    The Sophists. By M. Untersteiner. Translated From the Italian by K. Freeman. Pp. Xvi + 368. Oxford: Blackwell, 1954. 31s. 6d. [REVIEW]G. B. Kerferd, M. Untersteiner & K. Freeman - 1955 - Journal of Hellenic Studies 75:166-167.
  45.  49
    Virtue and Character: A. D. M. Walker.A. D. M. Walker - 1989 - Philosophy 64 (249):349-362.
    Moral theories which, like those of Plato, Aristotle and Aquinas, give a central place to the virtues, tend to assume that as traits of character the virtues are mutually compatible so that it is possible for one and the same person to possess them all. This assumption—let us call it the compatibility thesis—does not deny the existence of painful moral dilemmas: it allows that the virtues may conflict in particular situations when considerations associated with different virtues favour incompatible courses of (...)
    Direct download (2 more)  
     
    Export citation  
     
    Bookmark   6 citations  
  46.  89

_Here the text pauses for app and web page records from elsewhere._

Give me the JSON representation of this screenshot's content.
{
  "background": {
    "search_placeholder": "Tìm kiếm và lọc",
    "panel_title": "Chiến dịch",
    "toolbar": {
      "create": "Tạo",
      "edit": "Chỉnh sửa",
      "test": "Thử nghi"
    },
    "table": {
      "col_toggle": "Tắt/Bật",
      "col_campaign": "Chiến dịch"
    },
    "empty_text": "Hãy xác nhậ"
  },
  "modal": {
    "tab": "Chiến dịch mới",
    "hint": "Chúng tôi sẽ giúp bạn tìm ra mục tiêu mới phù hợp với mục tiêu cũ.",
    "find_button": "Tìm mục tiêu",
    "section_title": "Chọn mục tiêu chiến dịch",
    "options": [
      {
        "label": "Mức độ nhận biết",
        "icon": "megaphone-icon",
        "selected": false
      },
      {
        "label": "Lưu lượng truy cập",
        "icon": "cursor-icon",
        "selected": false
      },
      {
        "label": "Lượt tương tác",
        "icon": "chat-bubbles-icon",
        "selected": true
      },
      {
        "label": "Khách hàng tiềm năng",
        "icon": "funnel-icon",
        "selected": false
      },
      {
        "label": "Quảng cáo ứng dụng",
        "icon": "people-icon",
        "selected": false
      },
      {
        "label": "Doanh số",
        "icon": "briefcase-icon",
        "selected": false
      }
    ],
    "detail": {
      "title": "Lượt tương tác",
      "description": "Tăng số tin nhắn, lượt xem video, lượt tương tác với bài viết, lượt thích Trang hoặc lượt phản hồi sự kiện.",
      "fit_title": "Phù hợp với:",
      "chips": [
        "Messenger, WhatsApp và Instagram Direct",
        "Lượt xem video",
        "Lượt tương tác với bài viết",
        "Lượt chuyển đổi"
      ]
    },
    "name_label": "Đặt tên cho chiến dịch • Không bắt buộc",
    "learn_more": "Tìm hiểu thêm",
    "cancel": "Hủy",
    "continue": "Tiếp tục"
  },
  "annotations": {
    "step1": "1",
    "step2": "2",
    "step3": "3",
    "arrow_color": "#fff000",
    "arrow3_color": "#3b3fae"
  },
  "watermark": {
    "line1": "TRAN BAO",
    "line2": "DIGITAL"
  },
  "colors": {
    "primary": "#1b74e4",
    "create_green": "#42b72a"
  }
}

    Against Dworkin's Endorsement Constraint: T. M. Wilkinson.T. M. Wilkinson - 2003 - Utilitas 15 (2):175-193.
    Ronald Dworkin argues on the basis of a theory of well-being that critical paternalism is self-defeating. People must endorse their lives if they are to benefit. This is the endorsement constraint and this paper rejects it. For certain kinds of important mistakes that people can make in their lives, the endorsement constraint is either incredible or too narrow to rule out as much paternalism as Dworkin wants. The endorsement constraint cannot be interpreted to give sensible judgements when people change their (...)

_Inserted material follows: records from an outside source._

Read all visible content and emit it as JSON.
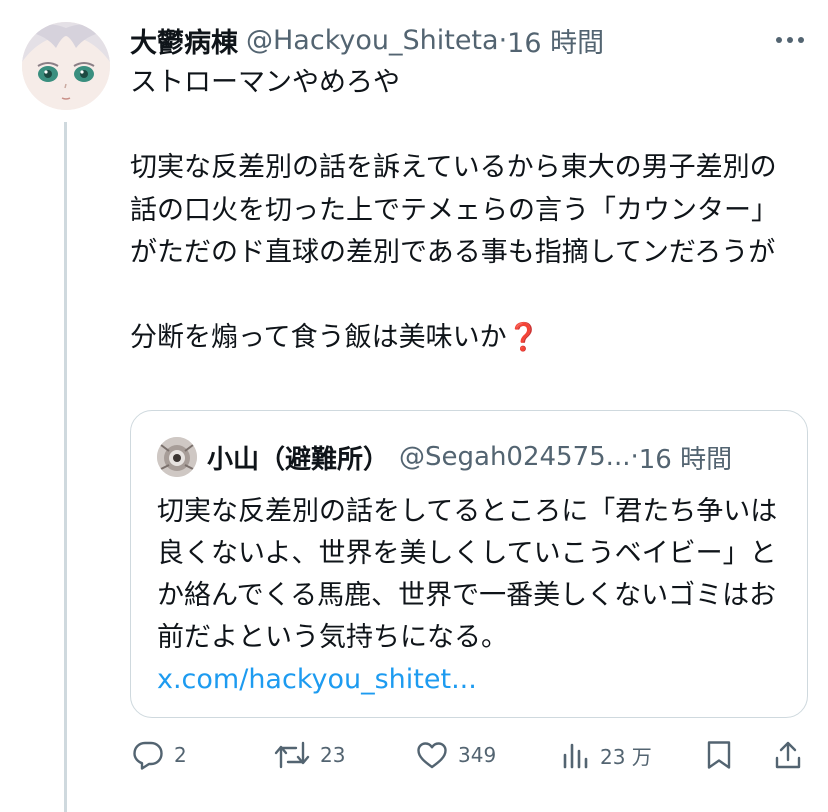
{
  "post": {
    "author_name": "大鬱病棟",
    "author_handle": "@Hackyou_Shiteta",
    "separator": "·",
    "time": "16 時間",
    "text": "ストローマンやめろや\n\n切実な反差別の話を訴えているから東大の男子差別の話の口火を切った上でテメェらの言う「カウンター」がただのド直球の差別である事も指摘してンだろうが\n\n分断を煽って食う飯は美味いか❓"
  },
  "quote": {
    "author_name": "小山（避難所）",
    "author_handle": "@Segah024575...",
    "separator": "·",
    "time": "16 時間",
    "text": "切実な反差別の話をしてるところに「君たち争いは良くないよ、世界を美しくしていこうベイビー」とか絡んでくる馬鹿、世界で一番美しくないゴミはお前だよという気持ちになる。",
    "link": "x.com/hackyou_shitet..."
  },
  "actions": {
    "replies": "2",
    "reposts": "23",
    "likes": "349",
    "views": "23 万"
  },
  "icons": {
    "more": "more-icon",
    "reply": "reply-icon",
    "repost": "repost-icon",
    "like": "heart-icon",
    "views": "views-icon",
    "bookmark": "bookmark-icon",
    "share": "share-icon"
  },
  "colors": {
    "text": "#0f1419",
    "secondary": "#536471",
    "link": "#1d9bf0",
    "border": "#cfd9de"
  }
}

    Direct download (7 more)  
     
    Export citation  
     
    Bookmark   4 citations  
  47.  22
    The Philosophy of Roderick M. Chisholm. [REVIEW]Timm Triplett, Lewis Edwin Hahn & Roderick M. Chisholm - 2000 - Philosophical Review 109 (3):450.
    In the intellectual autobiography that opens this book, Chisholm divides philosophers into “drones” and “commentators,” placing himself in the first group. As a drone, Chisholm proposed solutions to philosophical problems and asked his students and colleagues to try to refute him. He reports that they often did, sending him back to the drawing board. Chisholm’s wry self-description says much about his manner as well as his method. A more pretentious philosopher might have spoken of his dogged search for philosophical truth (...)
    Direct download (9 more)  
     
    Export citation  
     
    Bookmark   6 citations  
  48.  12
    Review of M Steiner, 'The Application of Mathematics as a Philosophical Problem'. [REVIEW]M. Colyvan - 2000 - Mind 109 (No 434):390-394.
  49.  34
    Berkeley's Immaterialism and Kant's Transcendental Idealism: M. R. Ayers.M. R. Ayers - 1982 - Royal Institute of Philosophy Supplement 13:51-69.
    Ever since its first publication critics of Kant's Critique of Pure Reason have been struck by certain strong formal resemblances between transcendental idealism and Berkeley's immaterialism. Both philosophers hold that the sensible world is mind-dependent, and that from this very mind-dependence we can draw a refutation of scepticism of the senses.
    Direct download (3 more)  
     
    Export citation  
     
    Bookmark   1 citation  
  50. 48 Eddy M. Zemach.Lucia M. Vaina - 1990 - Synthese 83:49-91.
    No categories
    Translate
     
     
    Export citation  
     
    Bookmark   1 citation  
1 — 50 / 999